The arcade there is nothing special, as the article notes, but hopefully it'll get a lift from redevelopment.

#4 tocoto

tocoto

    Hamlet

  • Members+
  • PipPipPipPip
  • 737 posts

Posted 02 December 2003 - 12:55 PM

I lived in Portland back when I was a kid in the 1960s. I remeber DT Portand was still a a real commercial area then, but sort of run down. There was no Maine mall or revitalized Old Port then. There were lot's of cobblestone streets, and some of the downtown retail buildings had professional elevator operators still. The sign is a landmark and should probably stay. It is nowhere near as nice as the Citgo sign in Boston, but still a landmark is a landmark.

#5 Scott

Scott

    Hamlet

  • Members+
  • PipPipPipPip
  • 890 posts

Posted 02 December 2003 - 08:31 PM

Portland is definitely under rated. You hear alot about Portsmouths revival but Portand is a cool and funky little city in its own right and is well worth visiting.

I hope this building is able to regain its past glory.

btw- Cotuit, you posted alot of interesting threads recently so it will take time to read and respond appropriately to them.

#6 Cotuit

Cotuit

    Megalopolis

  • Members+
  • 13,179 posts

Posted 03 December 2003 - 06:26 PM

I had a class in the State Theatre Building, and there was an elevator man there. This was 1993... The old Porteous Building is now the downtown campus for the Maine College of Art. It gave a real shot in the arm to Congress Street not to have that giant vacant building in the middle of it any more.

Portland is great, it was on my short list of places to move to from New York (along with Portsmouth and Burlington), Providence won.

#7 tocoto

tocoto

    Hamlet

  • Members+
  • PipPipPipPip
  • 737 posts

Posted 05 December 2003 - 05:38 PM

I remember Porteous, Mitchell, and Braun when I was a kid.

I noticed a time and temp. builidng in Harvard Square today, right across from the subway station. It has the same rectangular clock with lightbulbs making up the digits. I'm sure it has been protected for years. Too bad I didn't have my camera.

#8 Cotuit

Cotuit

    Megalopolis

  • Members+
  • 13,179 posts

Posted 07 December 2003 - 06:09 PM

Crappy picture, but here it is.

Posted Image

From the net, not mine

#9 Phillydog

Phillydog

    Whistle-Stop

  • Members+
  • PipPipPip
  • 394 posts

Posted 11 June 2004 - 09:31 PM

I lived in Portland back when I was a kid in the 1960s. I remeber DT Portand was still a a real commercial area then, but sort of run down. There was no Maine mall or revitalized Old Port then. There were lot's of cobblestone streets, and some of the downtown retail buildings had professional elevator operators still. The sign is a landmark and should probably stay. It is nowhere near as nice as the Citgo sign in Boston, but still a landmark is a landmark.

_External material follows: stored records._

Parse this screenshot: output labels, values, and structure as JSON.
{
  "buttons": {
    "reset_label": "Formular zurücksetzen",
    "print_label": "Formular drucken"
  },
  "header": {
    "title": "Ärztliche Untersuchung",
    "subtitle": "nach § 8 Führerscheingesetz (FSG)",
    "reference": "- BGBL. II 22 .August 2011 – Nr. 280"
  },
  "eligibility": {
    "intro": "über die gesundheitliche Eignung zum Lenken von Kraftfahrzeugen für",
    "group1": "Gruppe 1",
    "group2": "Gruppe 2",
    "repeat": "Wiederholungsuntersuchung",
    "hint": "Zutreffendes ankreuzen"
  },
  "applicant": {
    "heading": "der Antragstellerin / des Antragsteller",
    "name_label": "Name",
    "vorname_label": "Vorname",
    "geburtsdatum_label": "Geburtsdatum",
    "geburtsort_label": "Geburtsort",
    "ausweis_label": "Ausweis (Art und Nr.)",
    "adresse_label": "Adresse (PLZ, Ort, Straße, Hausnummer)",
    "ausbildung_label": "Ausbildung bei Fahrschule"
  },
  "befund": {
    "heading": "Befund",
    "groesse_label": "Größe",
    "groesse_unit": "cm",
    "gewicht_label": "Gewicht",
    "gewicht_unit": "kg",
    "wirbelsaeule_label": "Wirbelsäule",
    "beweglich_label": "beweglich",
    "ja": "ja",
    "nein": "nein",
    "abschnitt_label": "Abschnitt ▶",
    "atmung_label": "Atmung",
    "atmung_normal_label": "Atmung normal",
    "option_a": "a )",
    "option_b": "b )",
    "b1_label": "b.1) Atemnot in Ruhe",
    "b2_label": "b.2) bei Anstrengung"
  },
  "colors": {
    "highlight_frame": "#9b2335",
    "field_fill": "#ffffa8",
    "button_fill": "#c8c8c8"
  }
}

Not as much of landmark as the Citgo sign, but for people who are real ties to the city the time and temperature sign is irreplaceable!

#10 Phillydog

Phillydog

    Whistle-Stop

  • Members+
  • PipPipPip
  • 394 posts

Posted 11 June 2004 - 09:36 PM

I remember Porteous, Mitchell, and Braun when I was a kid.

I noticed a time and temp. builidng in Harvard Square today, right across from the subway station.  It has the same rectangular clock with lightbulbs making up the digits.  I'm sure it has been protected for years.  Too bad I didn't have my camera.

What ever happened to Porteous??? Was it swallowed up by another company?

Gosh, I miss Portland!

Has anyone ever visited St. Peters Church on Federal Street? How about the Italian Festival and grease pole????

The best grinders I've ever had are still from Amato's (the infamous "Italian Sandwich" - )

Edited by Phillydog, 11 June 2004 - 09:39 PM.


#11 Cotuit

Cotuit

    Megalopolis

  • Members+
  • 13,179 posts

Posted 11 June 2004 - 10:34 PM

Porteous still had a store at the Maine Mall when I lived there in 1993.

However:

Presque Isle Porteous store to close in October

PRESQUE ISLE - The last Porteous department store in New England is closing at the Aroostook Centre Mall in late October (2003), ending 126 years of operation at the department store chain.

From The Bangor News


Sad :(

The Maine College of Art still calls their Congress Street location the Porteous Buiding, so the name lives on.

Posted Image

Posted Image